Carmena Ayo-Davies entered the world of public relations without a formal background in the industry. Executing on small events and parties, Ayo-Davies realized her gift was in PR, which turned into 3BG Marketing Solutions. Through sheer drive and deliberate networking strategies, Ayo-Davies grew her client base to include Michael Vick, Darren Sproles, Vivica A. Fox Hair Collection, and Comfort Inn.
Black Enterprise had the chance to discuss how PR has changed, social media’s influence, and Black representation in the PR industry.
How has PR changed throughout your career?
PR has changed dramatically. We have many more touchpoints than we traditionally had before social media. We can reach out to social media influencers, blogs, bloggers, and social sites to get coverage. These multiple avenues allow the message to get out faster and effectively.
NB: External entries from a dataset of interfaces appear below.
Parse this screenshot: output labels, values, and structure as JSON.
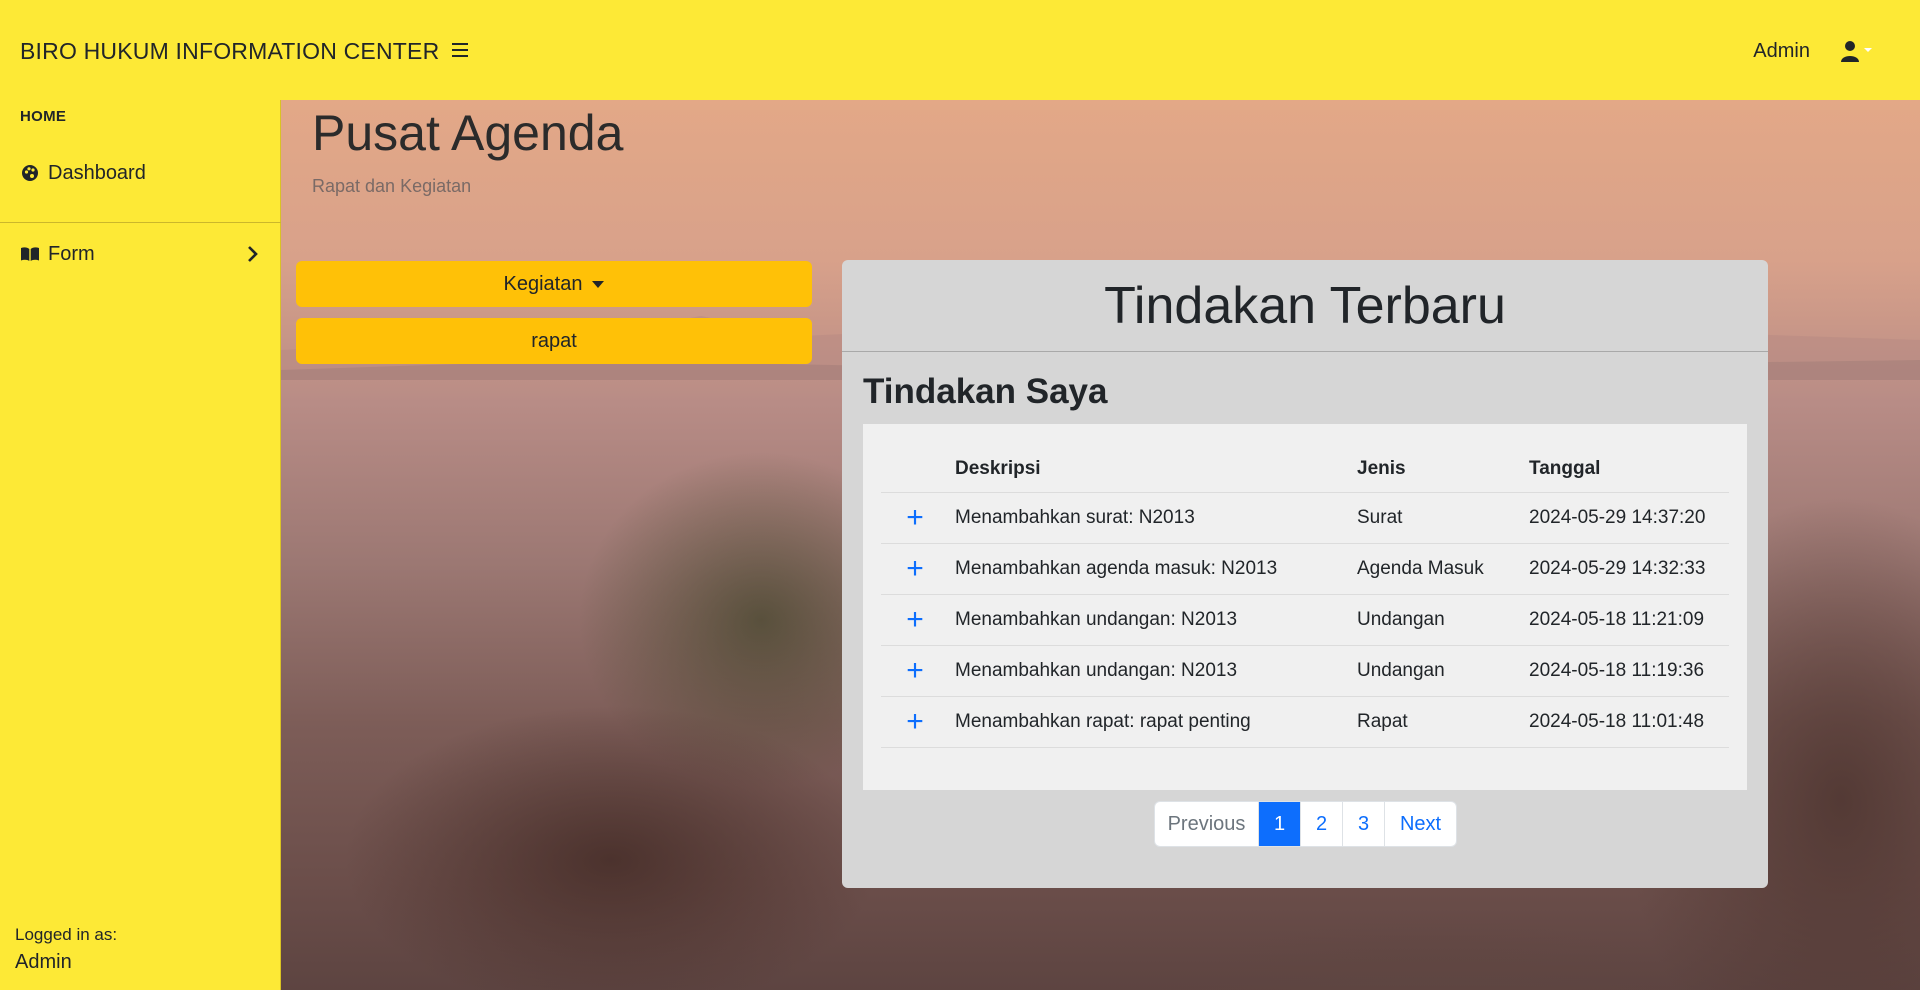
{
  "navbar": {
    "brand": "BIRO HUKUM INFORMATION CENTER",
    "user": "Admin"
  },
  "sidebar": {
    "heading": "HOME",
    "items": [
      {
        "label": "Dashboard",
        "icon": "palette-icon"
      },
      {
        "label": "Form",
        "icon": "book-icon"
      }
    ],
    "footer_label": "Logged in as:",
    "footer_user": "Admin"
  },
  "main": {
    "title": "Pusat Agenda",
    "subtitle": "Rapat dan Kegiatan",
    "buttons": {
      "kegiatan": "Kegiatan",
      "rapat": "rapat"
    }
  },
  "card": {
    "header": "Tindakan Terbaru",
    "subheader": "Tindakan Saya",
    "columns": [
      "Deskripsi",
      "Jenis",
      "Tanggal"
    ],
    "rows": [
      {
        "deskripsi": "Menambahkan surat: N2013",
        "jenis": "Surat",
        "tanggal": "2024-05-29 14:37:20"
      },
      {
        "deskripsi": "Menambahkan agenda masuk: N2013",
        "jenis": "Agenda Masuk",
        "tanggal": "2024-05-29 14:32:33"
      },
      {
        "deskripsi": "Menambahkan undangan: N2013",
        "jenis": "Undangan",
        "tanggal": "2024-05-18 11:21:09"
      },
      {
        "deskripsi": "Menambahkan undangan: N2013",
        "jenis": "Undangan",
        "tanggal": "2024-05-18 11:19:36"
      },
      {
        "deskripsi": "Menambahkan rapat: rapat penting",
        "jenis": "Rapat",
        "tanggal": "2024-05-18 11:01:48"
      }
    ],
    "row_icon": "+",
    "pagination": {
      "previous": "Previous",
      "pages": [
        "1",
        "2",
        "3"
      ],
      "active": "1",
      "next": "Next"
    }
  },
  "colors": {
    "navbar_bg": "#fde936",
    "button_bg": "#ffc107",
    "link": "#0d6efd",
    "card_bg": "#d6d6d6"
  }
}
Also, we now have databases we rely on for contacts as well as directly reaching journalists through social media.
With social media playing such a huge role in visibility, why is having good PR representation still critical?
There are rules of engagement and professionalism in public relations that exist. If there isn’t an experienced professional in place, you could miss the mark. In this culture and during these times when the public court of opinion is high, it could be destructive if not handled appropriately.
How important is Black representation in the PR industry?
It is extremely important for Black representation in public relations. It is important to have inclusion, especially to communicate stories or gain attention for Black stories because we understand and relate to clients of color in a way that other publicists may not be able to. Unfortunately, most Black publicists end up freelancing or opening their [own] firm because it is extremely difficult to be hired by the larger PR firms.
What is the biggest lesson you’ve learned throughout the recent COVID-19 Pandemic?
Pivoting and leveraging relationships. There are many dying businesses, so I recently wrote a book, PR On A Budget, that speaks to businesses that may not have a large PR budget. In my book, I discuss the KLT factor which stands for Know, Like & Trust. People have to buy into you and your business before trusting that you can represent them.
What advice do you have for young women of color interested in pursuing public relations as a career?
I suggest reaching out or interning with other people of color like myself to teach you the game. Be willing and ready to work hard, and receive the knowledge. Don’t give up, the road is bumpy with many ups and downs. Stay the course and execute on your clients’ behalf and the rest will take care of itself.